Artists consider amber to be a complex material. The shapes of its pieces present a great diversity, and the process of its grinding and polishing unfolds a host of shades, textures, whitish fibres seen inside the piece, some hardened semi-transparent “tiny clouds”, and air bubbles in the clair mass. The dug out or cast out amber by the sea is coated with a “rind”, which prevents from seeing its inside. The mysterious inside unfolds itself only after the process of polishing. Amber - the hardened resin which was dripping down from the trees fifty million years ago. The shape of a piece depended on the place of the accumulation of resin, i.e. whether is accumulated on the trunk or roots, and flat small pieces also acquired their shape inside between the rinds. Resin is of a dark yellow colour, transparent, and the bright whitish insertions in the clear mass appeared only due to the foaming of resin.The foaming resin originated the non-transparent yellowish, white amber. The so-called blue amber was born under the impact of iron admixtures, and the black - under that of charcoal. Even a strong wind might have effected the appearance of amber - not fully hardened mass rippled and left an expressive texture.

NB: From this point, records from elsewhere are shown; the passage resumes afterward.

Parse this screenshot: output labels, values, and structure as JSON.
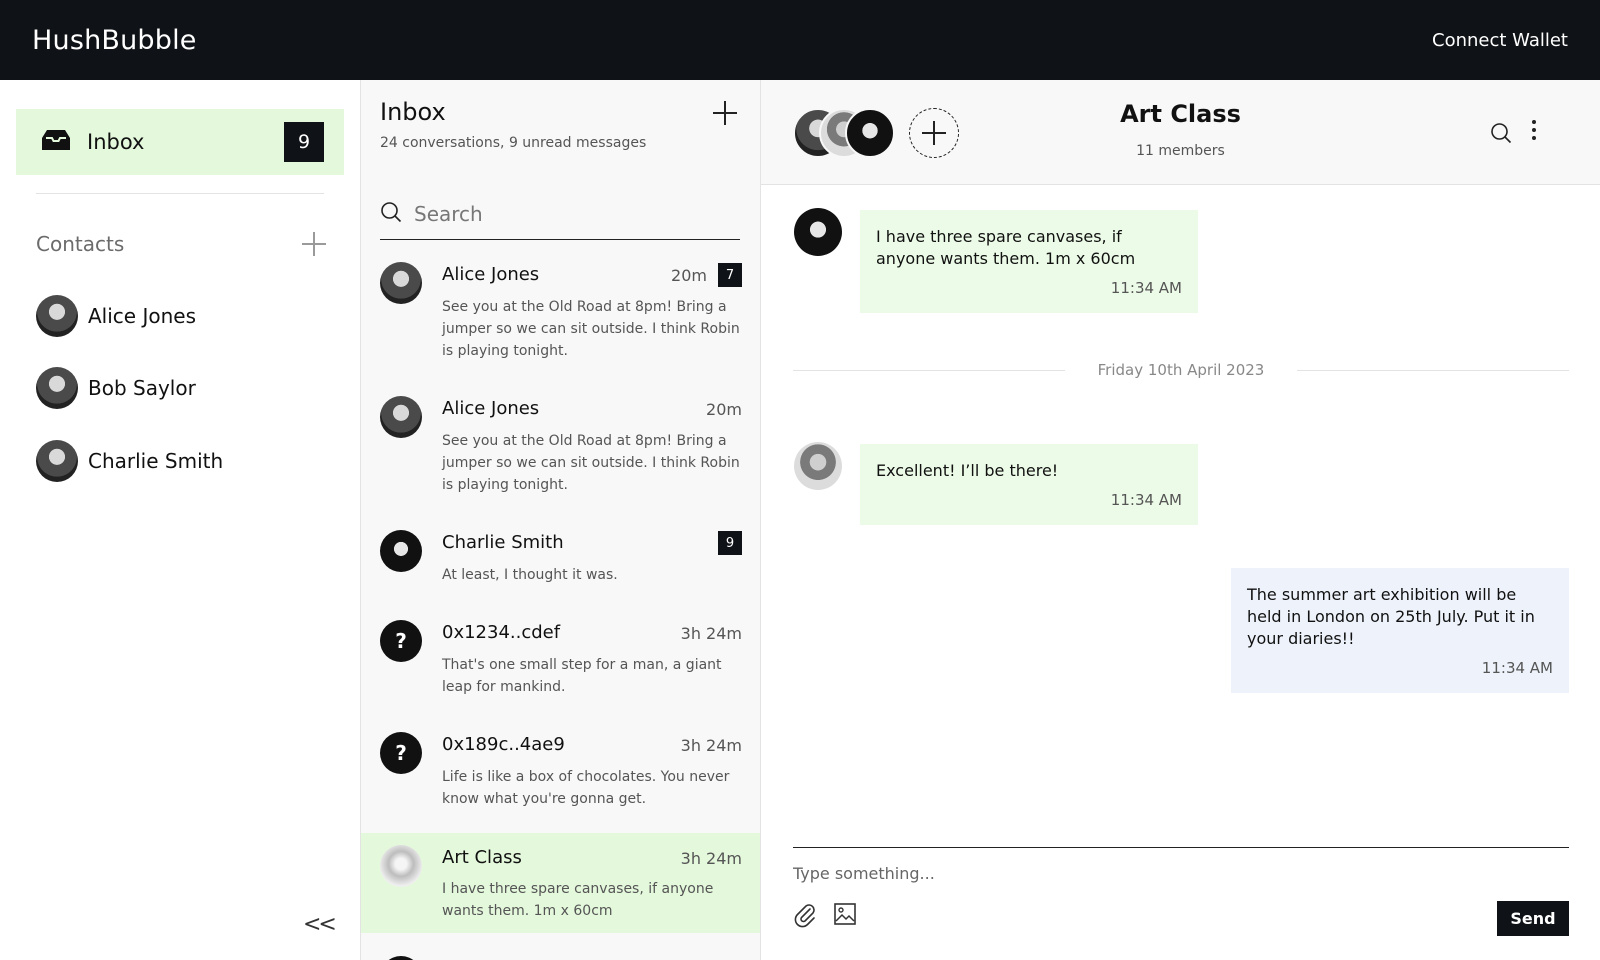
{
  "header": {
    "brand": "HushBubble",
    "wallet_label": "Connect Wallet"
  },
  "sidebar": {
    "inbox_label": "Inbox",
    "inbox_count": "9",
    "contacts_title": "Contacts",
    "contacts": [
      {
        "name": "Alice Jones"
      },
      {
        "name": "Bob Saylor"
      },
      {
        "name": "Charlie Smith"
      }
    ],
    "collapse_glyph": "<<"
  },
  "conversations": {
    "title": "Inbox",
    "subtitle": "24 conversations, 9 unread messages",
    "search_placeholder": "Search",
    "items": [
      {
        "name": "Alice Jones",
        "time": "20m",
        "badge": "7",
        "preview": "See you at the Old Road at 8pm! Bring a jumper so we can sit outside. I think Robin is playing tonight."
      },
      {
        "name": "Alice Jones",
        "time": "20m",
        "preview": "See you at the Old Road at 8pm! Bring a jumper so we can sit outside. I think Robin is playing tonight."
      },
      {
        "name": "Charlie Smith",
        "badge": "9",
        "preview": "At least, I thought it was."
      },
      {
        "name": "0x1234..cdef",
        "time": "3h 24m",
        "avatar_text": "?",
        "preview": "That's one small step for a man, a giant leap for mankind."
      },
      {
        "name": "0x189c..4ae9",
        "time": "3h 24m",
        "avatar_text": "?",
        "preview": "Life is like a box of chocolates. You never know what you're gonna get."
      },
      {
        "name": "Art Class",
        "time": "3h 24m",
        "preview": "I have three spare canvases, if anyone wants them.  1m x 60cm"
      }
    ]
  },
  "chat": {
    "title": "Art Class",
    "members": "11 members",
    "messages": [
      {
        "text": "I have three spare canvases, if anyone wants them.  1m x 60cm",
        "time": "11:34 AM"
      },
      {
        "text": "Excellent! I’ll be there!",
        "time": "11:34 AM"
      },
      {
        "text": "The summer art exhibition will be held in London on 25th July.  Put it in your diaries!!",
        "time": "11:34 AM"
      }
    ],
    "date_separator": "Friday 10th April 2023",
    "composer_placeholder": "Type something...",
    "send_label": "Send"
  },
  "colors": {
    "accent": "#e4f8dc",
    "incoming_bubble": "#ecfbe7",
    "outgoing_bubble": "#eef3fb",
    "dark": "#0f1216"
  }
}
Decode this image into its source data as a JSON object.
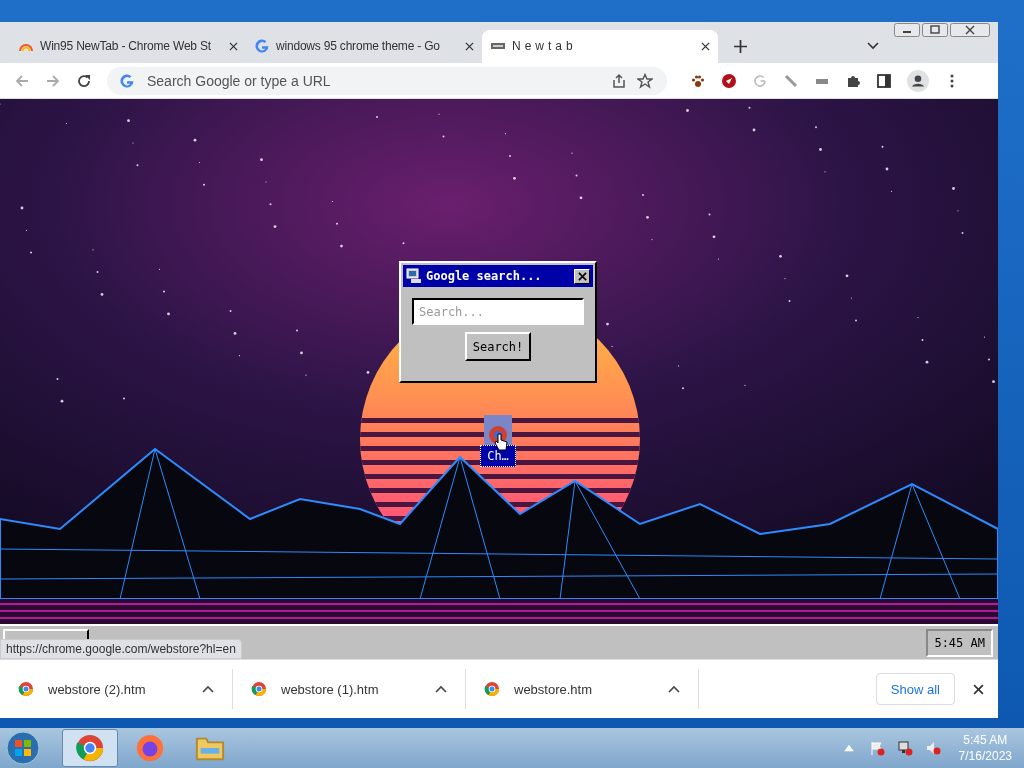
{
  "tabs": [
    {
      "title": "Win95 NewTab - Chrome Web St",
      "kind": "rainbow",
      "selected": false
    },
    {
      "title": "windows 95 chrome theme - Go",
      "kind": "google",
      "selected": false
    },
    {
      "title": "Newtab",
      "kind": "retro",
      "selected": true
    }
  ],
  "address_bar": {
    "placeholder": "Search Google or type a URL"
  },
  "page": {
    "dialog": {
      "title": "Google search...",
      "search": {
        "placeholder": "Search..."
      },
      "button": "Search!"
    },
    "shortcut": {
      "label": "Ch…"
    },
    "retro_taskbar": {
      "clock": "5:45 AM"
    }
  },
  "status_url": "https://chrome.google.com/webstore?hl=en",
  "downloads": {
    "items": [
      {
        "name": "webstore (2).htm"
      },
      {
        "name": "webstore (1).htm"
      },
      {
        "name": "webstore.htm"
      }
    ],
    "show_all": "Show all"
  },
  "taskbar": {
    "apps": [
      {
        "kind": "chrome",
        "selected": true
      },
      {
        "kind": "firefox",
        "selected": false
      },
      {
        "kind": "explorer",
        "selected": false
      }
    ],
    "time": "5:45 AM",
    "date": "7/16/2023"
  }
}
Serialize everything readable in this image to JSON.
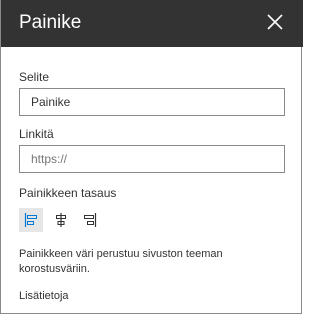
{
  "panel": {
    "title": "Painike",
    "close_icon": "close-icon"
  },
  "label_field": {
    "label": "Selite",
    "value": "Painike"
  },
  "link_field": {
    "label": "Linkitä",
    "placeholder": "https://"
  },
  "alignment": {
    "label": "Painikkeen tasaus",
    "options": [
      {
        "name": "align-left-icon",
        "selected": true
      },
      {
        "name": "align-center-icon",
        "selected": false
      },
      {
        "name": "align-right-icon",
        "selected": false
      }
    ]
  },
  "note": "Painikkeen väri perustuu sivuston teeman korostusväriin.",
  "more_link": "Lisätietoja"
}
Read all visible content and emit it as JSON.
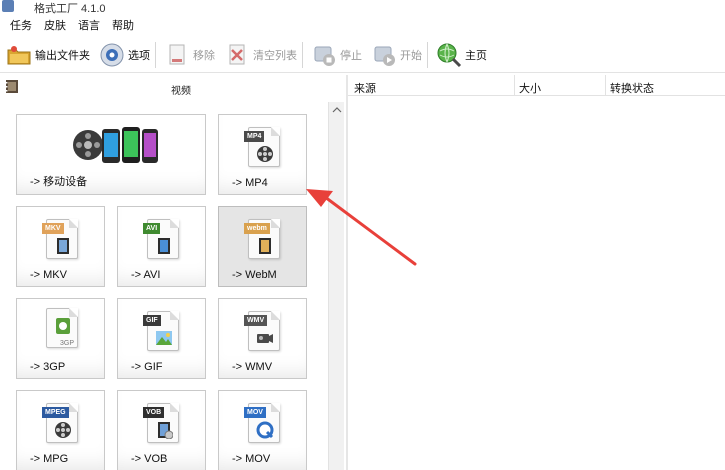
{
  "window": {
    "title": "格式工厂 4.1.0"
  },
  "menu": [
    "任务",
    "皮肤",
    "语言",
    "帮助"
  ],
  "toolbar": {
    "output_folder": "输出文件夹",
    "options": "选项",
    "remove": "移除",
    "clear_list": "清空列表",
    "stop": "停止",
    "start": "开始",
    "home": "主页"
  },
  "category": {
    "title": "视频"
  },
  "tiles": [
    {
      "label": "-> 移动设备",
      "tag": ""
    },
    {
      "label": "-> MP4",
      "tag": "MP4"
    },
    {
      "label": "-> MKV",
      "tag": "MKV"
    },
    {
      "label": "-> AVI",
      "tag": "AVI"
    },
    {
      "label": "-> WebM",
      "tag": "webm"
    },
    {
      "label": "-> 3GP",
      "tag": "3GP"
    },
    {
      "label": "-> GIF",
      "tag": "GIF"
    },
    {
      "label": "-> WMV",
      "tag": "WMV"
    },
    {
      "label": "-> MPG",
      "tag": "MPEG"
    },
    {
      "label": "-> VOB",
      "tag": "VOB"
    },
    {
      "label": "-> MOV",
      "tag": "MOV"
    }
  ],
  "task_list": {
    "columns": [
      "来源",
      "大小",
      "转换状态"
    ]
  },
  "colors": {
    "annotation_arrow": "#e8403a",
    "selected_tile": "#e5e5e5",
    "tag_mp4": "#4a4a4a",
    "tag_mkv": "#e0a25a",
    "tag_avi": "#3f8a2f",
    "tag_webm": "#d9a14e",
    "tag_3gp": "#5a9f3a",
    "tag_gif": "#3a3a3a",
    "tag_wmv": "#555555",
    "tag_mpeg": "#2c5aa0",
    "tag_vob": "#2f2f2f",
    "tag_mov": "#2f6fc4"
  },
  "icons": {
    "app": "app-icon",
    "output_folder": "folder-icon",
    "options": "gear-icon",
    "remove": "remove-document-icon",
    "clear_list": "clear-list-icon",
    "stop": "stop-icon",
    "start": "play-icon",
    "home": "globe-magnifier-icon",
    "category": "film-reel-icon",
    "mobile": "mobile-devices-icon"
  }
}
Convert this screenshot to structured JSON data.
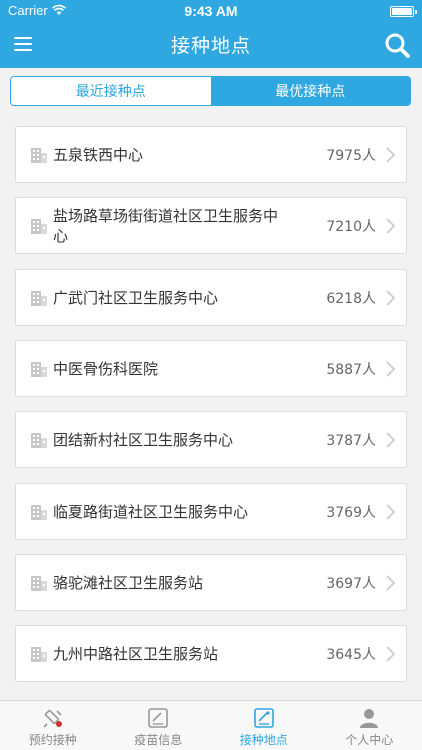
{
  "status_bar": {
    "carrier": "Carrier",
    "time": "9:43 AM"
  },
  "nav": {
    "title": "接种地点"
  },
  "segment": {
    "tabs": [
      {
        "label": "最近接种点"
      },
      {
        "label": "最优接种点"
      }
    ]
  },
  "sites": [
    {
      "name": "五泉铁西中心",
      "count": "7975人"
    },
    {
      "name": "盐场路草场街街道社区卫生服务中心",
      "count": "7210人"
    },
    {
      "name": "广武门社区卫生服务中心",
      "count": "6218人"
    },
    {
      "name": "中医骨伤科医院",
      "count": "5887人"
    },
    {
      "name": "团结新村社区卫生服务中心",
      "count": "3787人"
    },
    {
      "name": "临夏路街道社区卫生服务中心",
      "count": "3769人"
    },
    {
      "name": "骆驼滩社区卫生服务站",
      "count": "3697人"
    },
    {
      "name": "九州中路社区卫生服务站",
      "count": "3645人"
    }
  ],
  "tabbar": {
    "items": [
      {
        "label": "预约接种",
        "icon": "syringe-icon"
      },
      {
        "label": "疫苗信息",
        "icon": "vaccine-info-icon"
      },
      {
        "label": "接种地点",
        "icon": "location-board-icon"
      },
      {
        "label": "个人中心",
        "icon": "person-icon"
      }
    ]
  },
  "colors": {
    "accent": "#2fa7e1",
    "text": "#333333",
    "muted": "#888888"
  }
}
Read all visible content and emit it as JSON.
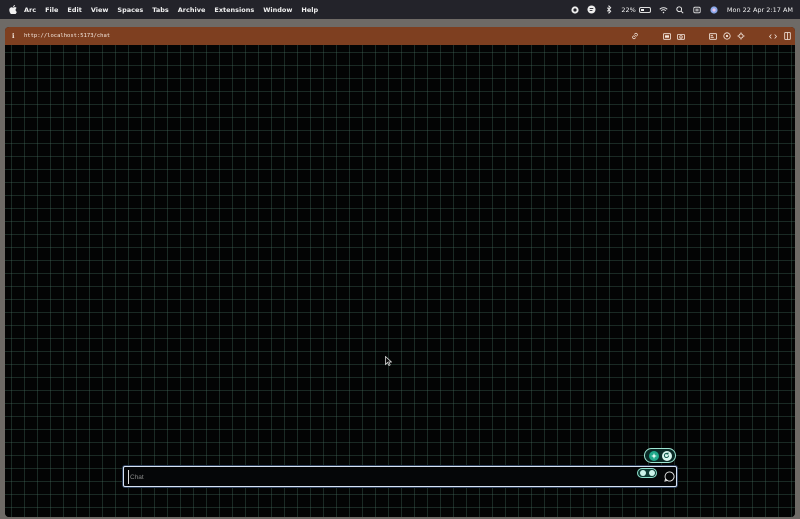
{
  "menubar": {
    "apple_icon": "apple-logo-icon",
    "items": [
      "Arc",
      "File",
      "Edit",
      "View",
      "Spaces",
      "Tabs",
      "Archive",
      "Extensions",
      "Window",
      "Help"
    ],
    "status": {
      "battery_percent": "22%",
      "datetime": "Mon 22 Apr  2:17 AM"
    }
  },
  "browser": {
    "url": "http://localhost:5173/chat",
    "toolbar_color": "#7e3f20"
  },
  "chat": {
    "input_placeholder": "Chat",
    "input_value": ""
  },
  "colors": {
    "canvas_bg": "#030404",
    "grid_line": "#466e5f",
    "accent": "#1fa88a",
    "input_border": "#d7e2f3"
  }
}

Amber gives many possibilities to an artist, the only thing to do is just to choose what attracts you. If one imagines the relationship between an artist and material as a dialogue striving for mutual understanding, amber could be called a very talkative interlocutor. Whereas to perceive the artist’s words, which witness the mysterious spiritual kinship and are close to his creative credo, is difficult, indeed. At present and in the past, the greater part of amber adornments in Lithuania is produced by folk masters (artists amateurs) and craftsmen.

We had only few professional jewellers up to the end of the 70s. The most prominent among them - Feliksas Daukantas and Kazimieras Simanonis - devoted much attention to amber. The mentioned and other artists created standarts for a serial production of amber adornments at the state enterprise “Dailė”. The stylistics of their adornments became an example for artists amateurs.

In the course of time, the production of amber adornments (they were in great demand...